**Problem**
The lines to retype are the one with "Transcribe this image's" and all that follow it to the end of the entries below; copy them exactly and nothing else.

Dataset content: Begin

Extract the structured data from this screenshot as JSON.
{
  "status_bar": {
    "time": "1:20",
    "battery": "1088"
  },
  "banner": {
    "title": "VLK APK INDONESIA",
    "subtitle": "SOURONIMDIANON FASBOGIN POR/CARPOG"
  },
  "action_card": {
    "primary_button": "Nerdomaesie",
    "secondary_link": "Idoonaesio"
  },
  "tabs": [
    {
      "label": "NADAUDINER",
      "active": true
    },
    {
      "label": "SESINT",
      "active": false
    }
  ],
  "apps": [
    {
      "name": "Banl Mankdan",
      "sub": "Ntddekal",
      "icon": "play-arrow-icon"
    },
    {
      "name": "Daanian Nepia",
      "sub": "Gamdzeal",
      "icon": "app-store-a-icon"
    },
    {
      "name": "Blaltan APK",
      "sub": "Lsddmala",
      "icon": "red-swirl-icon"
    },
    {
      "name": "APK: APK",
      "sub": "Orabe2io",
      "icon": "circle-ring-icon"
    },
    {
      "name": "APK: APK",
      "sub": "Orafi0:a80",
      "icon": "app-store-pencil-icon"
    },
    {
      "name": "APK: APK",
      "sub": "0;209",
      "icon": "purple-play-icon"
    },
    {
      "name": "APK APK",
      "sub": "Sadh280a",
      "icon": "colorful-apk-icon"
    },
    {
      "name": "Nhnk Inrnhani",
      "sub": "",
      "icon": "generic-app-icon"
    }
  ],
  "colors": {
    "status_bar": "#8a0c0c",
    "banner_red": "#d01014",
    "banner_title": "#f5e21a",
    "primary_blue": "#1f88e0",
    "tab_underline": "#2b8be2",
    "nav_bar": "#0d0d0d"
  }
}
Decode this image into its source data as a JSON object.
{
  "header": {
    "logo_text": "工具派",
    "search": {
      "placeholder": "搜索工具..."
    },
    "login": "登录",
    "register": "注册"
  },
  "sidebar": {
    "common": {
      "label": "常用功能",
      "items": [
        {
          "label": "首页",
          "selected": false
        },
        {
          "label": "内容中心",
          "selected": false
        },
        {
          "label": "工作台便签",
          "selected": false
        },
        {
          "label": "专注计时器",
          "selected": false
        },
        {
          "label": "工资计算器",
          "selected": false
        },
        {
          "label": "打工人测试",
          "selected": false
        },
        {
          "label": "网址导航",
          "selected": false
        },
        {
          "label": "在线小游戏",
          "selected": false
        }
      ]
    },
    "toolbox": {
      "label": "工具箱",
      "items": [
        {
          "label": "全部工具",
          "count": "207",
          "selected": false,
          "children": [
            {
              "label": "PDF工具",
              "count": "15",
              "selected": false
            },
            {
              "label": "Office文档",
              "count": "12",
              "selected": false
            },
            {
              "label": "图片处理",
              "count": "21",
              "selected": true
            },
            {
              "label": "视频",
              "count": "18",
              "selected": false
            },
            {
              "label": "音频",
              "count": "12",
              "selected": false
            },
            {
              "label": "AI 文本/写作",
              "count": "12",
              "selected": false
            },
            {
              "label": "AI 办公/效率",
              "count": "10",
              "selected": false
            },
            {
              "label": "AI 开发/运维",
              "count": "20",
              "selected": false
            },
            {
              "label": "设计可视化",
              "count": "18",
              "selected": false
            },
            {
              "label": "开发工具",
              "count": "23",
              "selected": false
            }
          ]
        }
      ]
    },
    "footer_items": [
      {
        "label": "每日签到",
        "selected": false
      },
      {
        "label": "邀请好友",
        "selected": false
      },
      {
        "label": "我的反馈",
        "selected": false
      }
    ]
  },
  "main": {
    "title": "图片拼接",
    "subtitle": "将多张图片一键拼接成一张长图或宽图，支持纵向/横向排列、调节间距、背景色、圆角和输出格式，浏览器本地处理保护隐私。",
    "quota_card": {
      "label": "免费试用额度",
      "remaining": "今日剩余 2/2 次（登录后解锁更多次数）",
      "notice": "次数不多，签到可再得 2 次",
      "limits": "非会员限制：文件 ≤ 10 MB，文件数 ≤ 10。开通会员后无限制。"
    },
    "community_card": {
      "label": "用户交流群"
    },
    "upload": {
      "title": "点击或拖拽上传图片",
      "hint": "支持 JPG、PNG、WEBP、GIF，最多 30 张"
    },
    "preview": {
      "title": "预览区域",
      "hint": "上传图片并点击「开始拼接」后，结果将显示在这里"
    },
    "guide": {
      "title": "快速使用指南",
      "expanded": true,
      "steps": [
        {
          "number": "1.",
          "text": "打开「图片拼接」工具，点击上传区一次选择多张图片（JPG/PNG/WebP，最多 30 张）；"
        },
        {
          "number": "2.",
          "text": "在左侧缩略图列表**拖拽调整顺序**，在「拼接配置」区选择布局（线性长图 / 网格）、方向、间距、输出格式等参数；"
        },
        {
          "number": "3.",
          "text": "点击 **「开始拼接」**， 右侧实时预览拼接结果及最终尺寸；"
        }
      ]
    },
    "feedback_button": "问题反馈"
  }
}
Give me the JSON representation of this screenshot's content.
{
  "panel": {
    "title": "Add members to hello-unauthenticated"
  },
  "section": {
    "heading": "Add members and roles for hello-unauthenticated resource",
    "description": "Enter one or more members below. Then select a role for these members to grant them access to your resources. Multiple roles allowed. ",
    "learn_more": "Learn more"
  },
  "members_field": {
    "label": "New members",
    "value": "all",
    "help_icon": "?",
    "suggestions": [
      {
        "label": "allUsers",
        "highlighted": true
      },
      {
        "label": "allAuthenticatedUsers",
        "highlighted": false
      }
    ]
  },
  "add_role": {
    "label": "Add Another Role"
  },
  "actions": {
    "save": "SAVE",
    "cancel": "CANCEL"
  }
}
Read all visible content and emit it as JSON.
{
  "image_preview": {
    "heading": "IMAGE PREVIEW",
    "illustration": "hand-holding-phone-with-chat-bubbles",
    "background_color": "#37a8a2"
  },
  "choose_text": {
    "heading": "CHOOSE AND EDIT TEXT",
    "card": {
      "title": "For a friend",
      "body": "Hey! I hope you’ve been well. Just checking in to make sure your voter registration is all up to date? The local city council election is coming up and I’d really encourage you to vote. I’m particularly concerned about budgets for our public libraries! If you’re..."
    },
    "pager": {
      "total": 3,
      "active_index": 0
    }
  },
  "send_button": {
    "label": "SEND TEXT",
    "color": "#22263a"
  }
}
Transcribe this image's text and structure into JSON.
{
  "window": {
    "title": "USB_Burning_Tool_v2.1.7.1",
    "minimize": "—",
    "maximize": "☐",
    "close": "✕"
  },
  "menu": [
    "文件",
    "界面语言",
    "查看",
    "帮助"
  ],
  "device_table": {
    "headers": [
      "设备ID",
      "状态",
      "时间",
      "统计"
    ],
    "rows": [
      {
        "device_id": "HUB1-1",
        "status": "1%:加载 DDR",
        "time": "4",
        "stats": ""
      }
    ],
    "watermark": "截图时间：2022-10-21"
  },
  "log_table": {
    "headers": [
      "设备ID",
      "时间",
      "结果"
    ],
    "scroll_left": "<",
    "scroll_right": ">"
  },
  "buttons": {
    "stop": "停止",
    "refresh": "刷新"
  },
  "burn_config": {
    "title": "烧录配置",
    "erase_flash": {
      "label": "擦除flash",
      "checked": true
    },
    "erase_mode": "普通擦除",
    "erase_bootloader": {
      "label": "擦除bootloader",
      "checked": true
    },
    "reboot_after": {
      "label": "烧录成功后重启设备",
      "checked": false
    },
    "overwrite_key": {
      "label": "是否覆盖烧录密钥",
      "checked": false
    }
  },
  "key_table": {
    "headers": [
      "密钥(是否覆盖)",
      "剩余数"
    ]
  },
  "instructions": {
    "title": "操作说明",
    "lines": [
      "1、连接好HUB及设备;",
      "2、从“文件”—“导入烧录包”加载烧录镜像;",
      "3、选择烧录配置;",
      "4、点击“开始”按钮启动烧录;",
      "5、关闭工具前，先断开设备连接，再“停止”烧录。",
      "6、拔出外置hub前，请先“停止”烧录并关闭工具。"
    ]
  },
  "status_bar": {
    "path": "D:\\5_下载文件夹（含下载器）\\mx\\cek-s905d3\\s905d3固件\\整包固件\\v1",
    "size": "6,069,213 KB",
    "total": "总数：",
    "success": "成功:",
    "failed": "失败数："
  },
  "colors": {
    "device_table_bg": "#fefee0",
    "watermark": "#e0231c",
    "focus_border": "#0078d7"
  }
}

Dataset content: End

**Your solution**
Transcribe this image's text and structure into JSON.
{
  "window": {
    "title": "USB_Burning_Tool_v2.1.7.1",
    "minimize": "—",
    "maximize": "☐",
    "close": "✕"
  },
  "menu": [
    "文件",
    "界面语言",
    "查看",
    "帮助"
  ],
  "device_table": {
    "headers": [
      "设备ID",
      "状态",
      "时间",
      "统计"
    ],
    "rows": [
      {
        "device_id": "HUB1-1",
        "status": "1%:加载 DDR",
        "time": "4",
        "stats": ""
      }
    ],
    "watermark": "截图时间：2022-10-21"
  },
  "log_table": {
    "headers": [
      "设备ID",
      "时间",
      "结果"
    ],
    "scroll_left": "<",
    "scroll_right": ">"
  },
  "buttons": {
    "stop": "停止",
    "refresh": "刷新"
  },
  "burn_config": {
    "title": "烧录配置",
    "erase_flash": {
      "label": "擦除flash",
      "checked": true
    },
    "erase_mode": "普通擦除",
    "erase_bootloader": {
      "label": "擦除bootloader",
      "checked": true
    },
    "reboot_after": {
      "label": "烧录成功后重启设备",
      "checked": false
    },
    "overwrite_key": {
      "label": "是否覆盖烧录密钥",
      "checked": false
    }
  },
  "key_table": {
    "headers": [
      "密钥(是否覆盖)",
      "剩余数"
    ]
  },
  "instructions": {
    "title": "操作说明",
    "lines": [
      "1、连接好HUB及设备;",
      "2、从“文件”—“导入烧录包”加载烧录镜像;",
      "3、选择烧录配置;",
      "4、点击“开始”按钮启动烧录;",
      "5、关闭工具前，先断开设备连接，再“停止”烧录。",
      "6、拔出外置hub前，请先“停止”烧录并关闭工具。"
    ]
  },
  "status_bar": {
    "path": "D:\\5_下载文件夹（含下载器）\\mx\\cek-s905d3\\s905d3固件\\整包固件\\v1",
    "size": "6,069,213 KB",
    "total": "总数：",
    "success": "成功:",
    "failed": "失败数："
  },
  "colors": {
    "device_table_bg": "#fefee0",
    "watermark": "#e0231c",
    "focus_border": "#0078d7"
  }
}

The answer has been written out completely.